> What is expected
Reading the listing below, count the lines that contain the word "value" and give that count alone.

> Data shown
————
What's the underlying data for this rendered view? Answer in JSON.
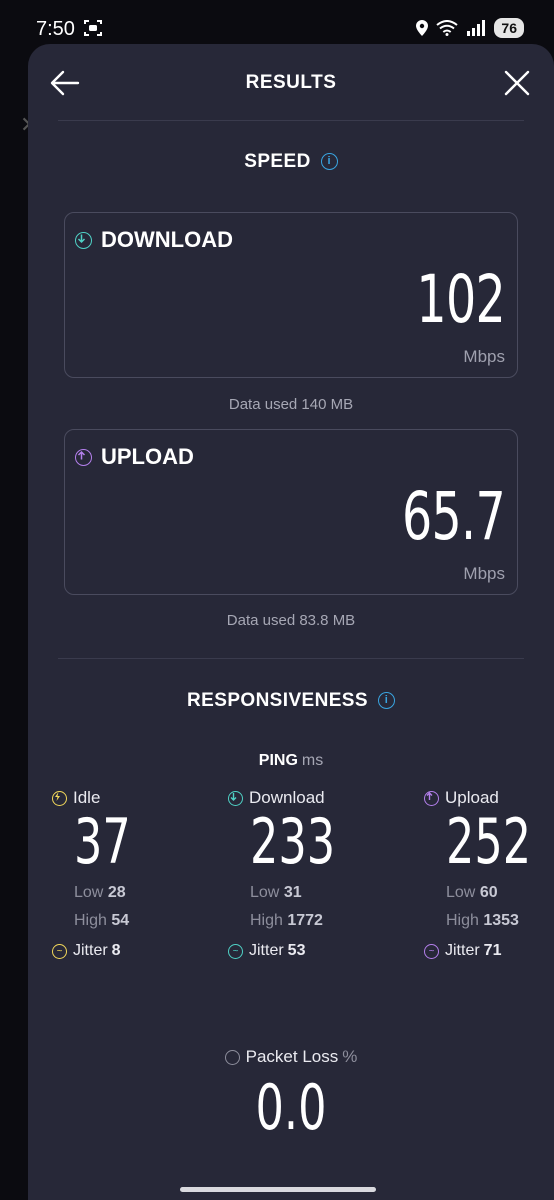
{
  "status_bar": {
    "time": "7:50",
    "battery": "76"
  },
  "header": {
    "title": "RESULTS"
  },
  "speed": {
    "title": "SPEED",
    "download": {
      "label": "DOWNLOAD",
      "value": "102",
      "unit": "Mbps",
      "data_used": "Data used 140 MB"
    },
    "upload": {
      "label": "UPLOAD",
      "value": "65.7",
      "unit": "Mbps",
      "data_used": "Data used 83.8 MB"
    }
  },
  "responsiveness": {
    "title": "RESPONSIVENESS",
    "ping_label": "PING",
    "ping_unit": "ms",
    "columns": [
      {
        "label": "Idle",
        "value": "37",
        "low_label": "Low",
        "low": "28",
        "high_label": "High",
        "high": "54",
        "jitter_label": "Jitter",
        "jitter": "8"
      },
      {
        "label": "Download",
        "value": "233",
        "low_label": "Low",
        "low": "31",
        "high_label": "High",
        "high": "1772",
        "jitter_label": "Jitter",
        "jitter": "53"
      },
      {
        "label": "Upload",
        "value": "252",
        "low_label": "Low",
        "low": "60",
        "high_label": "High",
        "high": "1353",
        "jitter_label": "Jitter",
        "jitter": "71"
      }
    ]
  },
  "packet_loss": {
    "label": "Packet Loss",
    "unit": "%",
    "value": "0.0"
  },
  "colors": {
    "download": "#4fd1c5",
    "upload": "#b37feb",
    "idle": "#f1d75a",
    "info": "#39a4e0",
    "panel": "#272838"
  }
}
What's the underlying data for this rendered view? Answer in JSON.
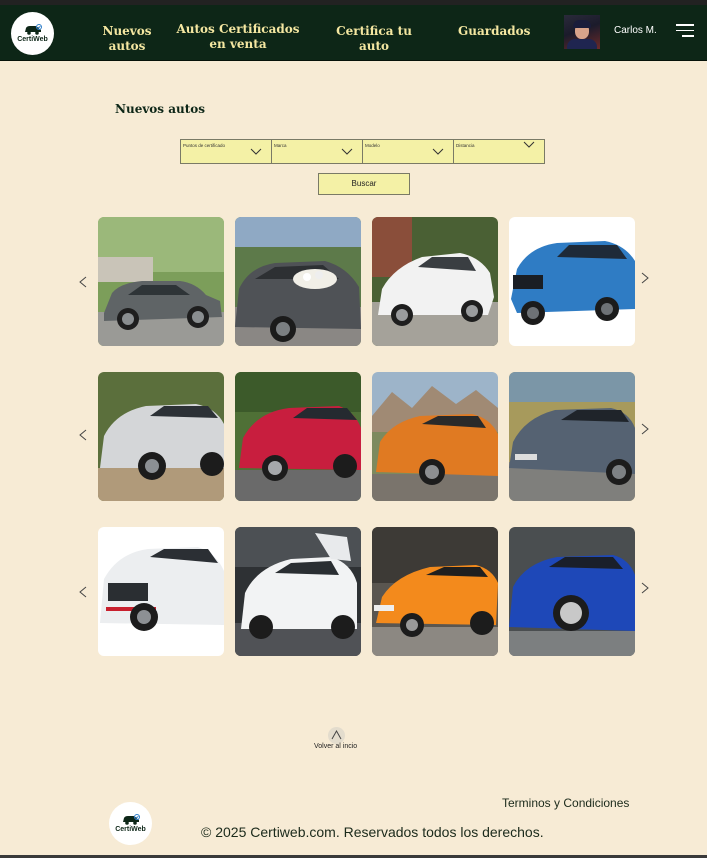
{
  "brand": {
    "name": "CertiWeb"
  },
  "nav": {
    "items": [
      "Nuevos autos",
      "Autos Certificados en venta",
      "Certifica tu auto",
      "Guardados"
    ]
  },
  "user": {
    "name": "Carlos M."
  },
  "main": {
    "title": "Nuevos autos",
    "filters": [
      "Puntos de certificado",
      "Marca",
      "Modelo",
      "Distancia"
    ],
    "search_label": "Buscar"
  },
  "gallery": {
    "rows": [
      {
        "cars": [
          "silver-sedan",
          "grey-hatchback-wedding",
          "white-coupe",
          "blue-suv"
        ]
      },
      {
        "cars": [
          "silver-crossover",
          "red-hatchback",
          "orange-muscle-car",
          "blue-grey-coupe"
        ]
      },
      {
        "cars": [
          "white-suv",
          "white-electric-suv",
          "orange-supercar",
          "blue-sports-car"
        ]
      }
    ]
  },
  "footer": {
    "back_label": "Volver al incio",
    "terms": "Terminos y Condiciones",
    "copyright": "© 2025 Certiweb.com. Reservados todos los derechos."
  },
  "colors": {
    "header_bg": "#0d2617",
    "nav_text": "#f4e7a1",
    "page_bg": "#f7ebd5",
    "filter_bg": "#f4f1a6"
  }
}
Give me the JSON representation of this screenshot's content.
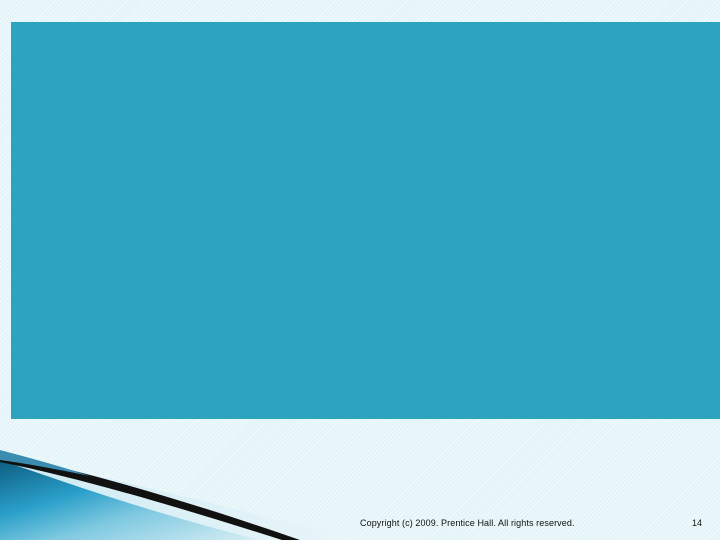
{
  "slide": {
    "footer": {
      "copyright": "Copyright (c) 2009. Prentice Hall. All rights reserved.",
      "page_number": "14"
    },
    "colors": {
      "background": "#e3f4f9",
      "content_panel": "#2ca3bf",
      "swoosh_dark": "#1a1a1a",
      "swoosh_blue": "#1f7fa6",
      "swoosh_light": "#bfe4ef"
    }
  }
}
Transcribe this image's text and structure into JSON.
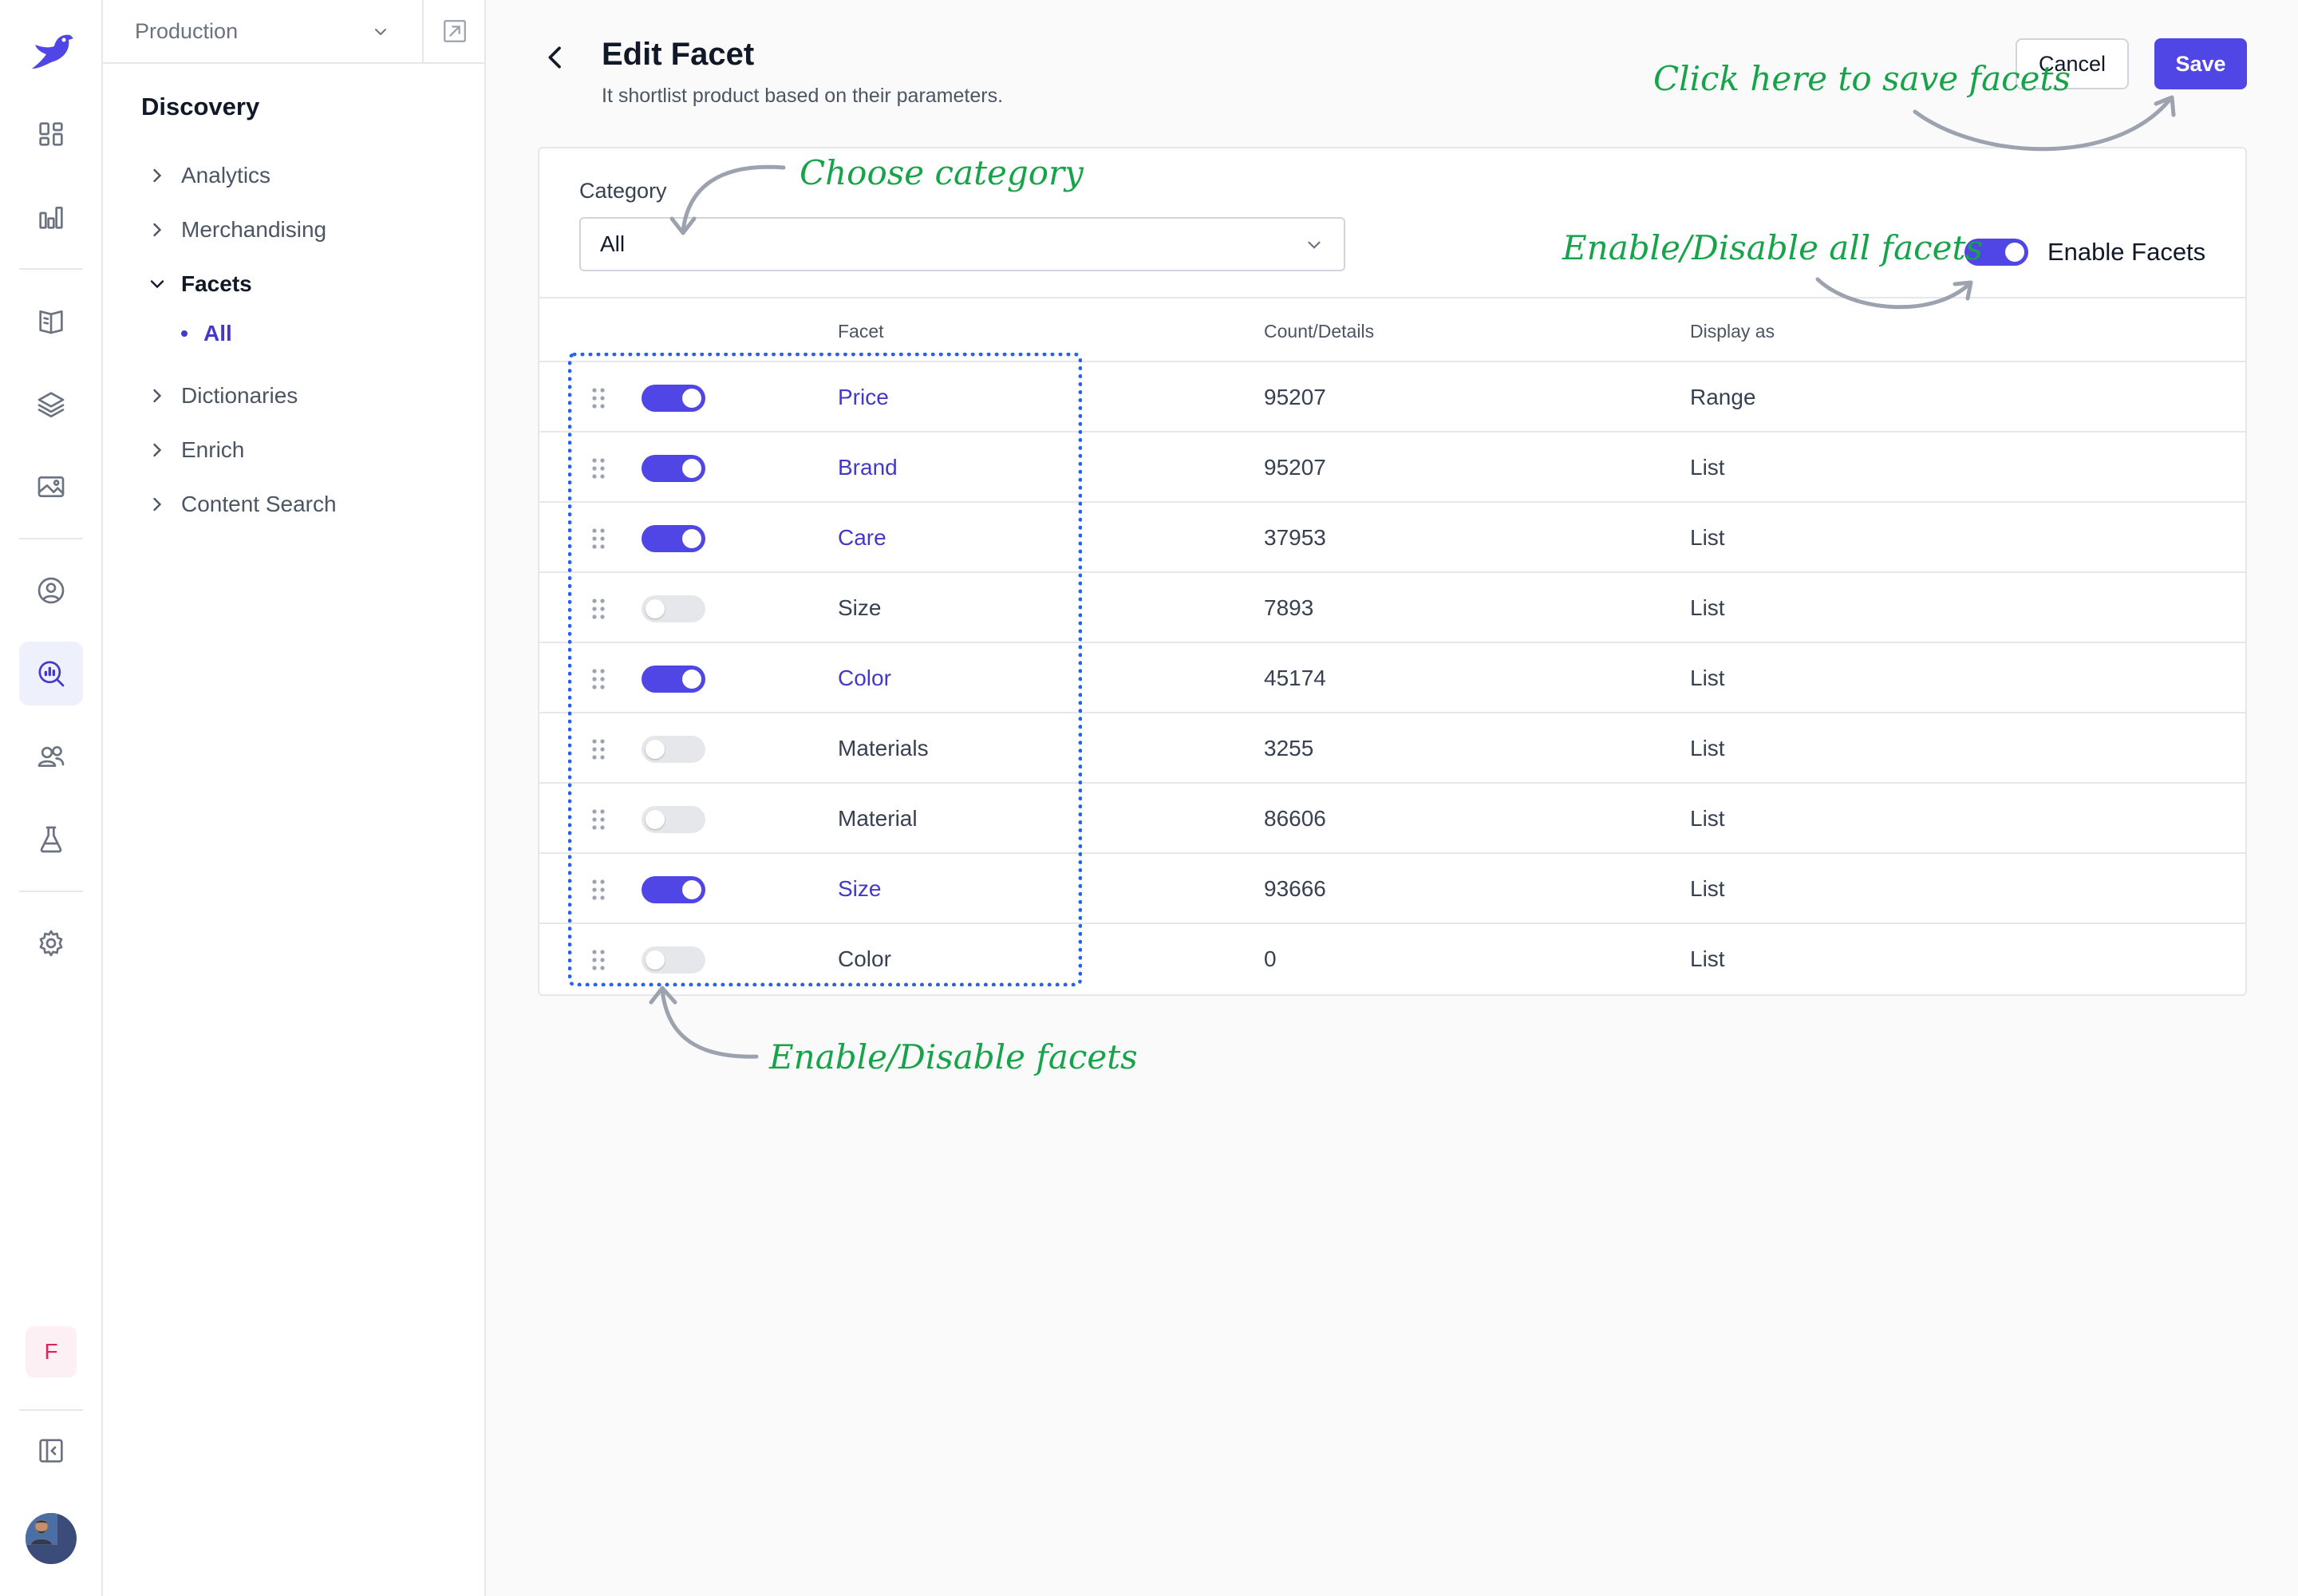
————
> Task answer
6